Based upon what FBI Director James Comey told a Senate Judiciary Committee Wednesday, it seems the Bureau has backed off the idea of a "government backdoor" per se, as long as technology companies themselves can still access customers' data (and thus surrender it to law enforcement when legally subpoenaed).
Comey's main grievance, therefore, is end-to-end encryption.
"The government shouldn't be telling people how to operate their systems," Comey said. "We are in a place where we understand it's not a technical issue; it's a business model question."
Amy Hess, the FBI’s executive assistant director for science and technology, used similar language in an interview with the Washington Post this week.
Firms that feared being tagged as tools of a privacy-invading government became less willing to assist in surveillance “because it was perceived as not a good business model to be seen as cooperating with the government,” Hess said.
It used to be, she said, that companies meeting a legal requirement to provide “technical assistance” generally would try to comply with wiretap orders. “Now all of a sudden we get hung up on the question of what, exactly, does that mean I have to provide to you?” she said.
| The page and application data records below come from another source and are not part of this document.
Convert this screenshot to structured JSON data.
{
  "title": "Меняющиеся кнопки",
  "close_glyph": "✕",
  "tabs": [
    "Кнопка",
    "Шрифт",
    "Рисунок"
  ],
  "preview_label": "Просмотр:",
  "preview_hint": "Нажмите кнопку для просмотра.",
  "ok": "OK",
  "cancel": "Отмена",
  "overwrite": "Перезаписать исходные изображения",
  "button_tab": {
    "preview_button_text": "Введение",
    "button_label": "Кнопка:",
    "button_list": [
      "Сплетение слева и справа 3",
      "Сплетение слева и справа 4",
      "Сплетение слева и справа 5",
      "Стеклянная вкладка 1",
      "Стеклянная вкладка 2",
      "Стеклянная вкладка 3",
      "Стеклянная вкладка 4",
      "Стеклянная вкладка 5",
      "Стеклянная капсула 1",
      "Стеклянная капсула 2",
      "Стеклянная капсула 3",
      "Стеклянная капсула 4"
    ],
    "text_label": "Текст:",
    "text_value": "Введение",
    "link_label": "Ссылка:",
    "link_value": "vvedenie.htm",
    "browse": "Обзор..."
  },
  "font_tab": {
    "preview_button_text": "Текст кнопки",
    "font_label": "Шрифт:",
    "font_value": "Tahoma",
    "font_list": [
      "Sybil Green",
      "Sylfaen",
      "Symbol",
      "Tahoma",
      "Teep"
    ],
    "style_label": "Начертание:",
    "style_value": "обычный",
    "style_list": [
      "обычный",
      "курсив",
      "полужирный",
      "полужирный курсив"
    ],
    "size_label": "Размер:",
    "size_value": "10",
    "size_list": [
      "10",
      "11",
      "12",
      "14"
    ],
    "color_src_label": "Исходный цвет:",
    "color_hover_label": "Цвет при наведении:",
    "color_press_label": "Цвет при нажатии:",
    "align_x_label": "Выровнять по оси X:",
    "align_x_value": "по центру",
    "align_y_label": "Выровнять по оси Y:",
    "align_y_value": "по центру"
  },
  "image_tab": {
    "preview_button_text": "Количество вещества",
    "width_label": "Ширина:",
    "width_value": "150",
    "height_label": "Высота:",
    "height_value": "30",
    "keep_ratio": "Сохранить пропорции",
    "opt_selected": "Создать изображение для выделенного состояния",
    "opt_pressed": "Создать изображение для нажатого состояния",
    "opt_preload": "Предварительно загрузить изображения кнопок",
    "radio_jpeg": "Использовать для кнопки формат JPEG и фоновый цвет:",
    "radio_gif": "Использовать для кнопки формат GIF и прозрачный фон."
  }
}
American technology companies' concerns that their cooperation with the U.S. government was bad for business were not entirely unfounded. In October, worries about NSA snooping and other surveillance caused the European Court of Justice to strike down Safe Harbor, the data transfer agreement that had, for the past 15 years, allowed multinationals to store Europeans’ data in the U.S. if the companies agree to comply with Europe’s data privacy laws.
Today, the European Union's Justice Commissioner said that the new data transfer pact that will replace Safe Harbor will give the EU the right to "pull the plug on the deal if it fears the United States is not safeguarding privacy enough," Reuters reports.
In the interview with the Post, Hess also confirmed for the first time that the FBI uses zero-day exploits. From the story:
[Hess] said the trade-off is one the bureau wrestles with. “What is the greater good — to be able to identify a person who is threatening public safety?” Or to alert software makers to bugs that, if unpatched, could leave consumers vulnerable?
“How do we balance that?” she said. “That is a constant challenge for us.”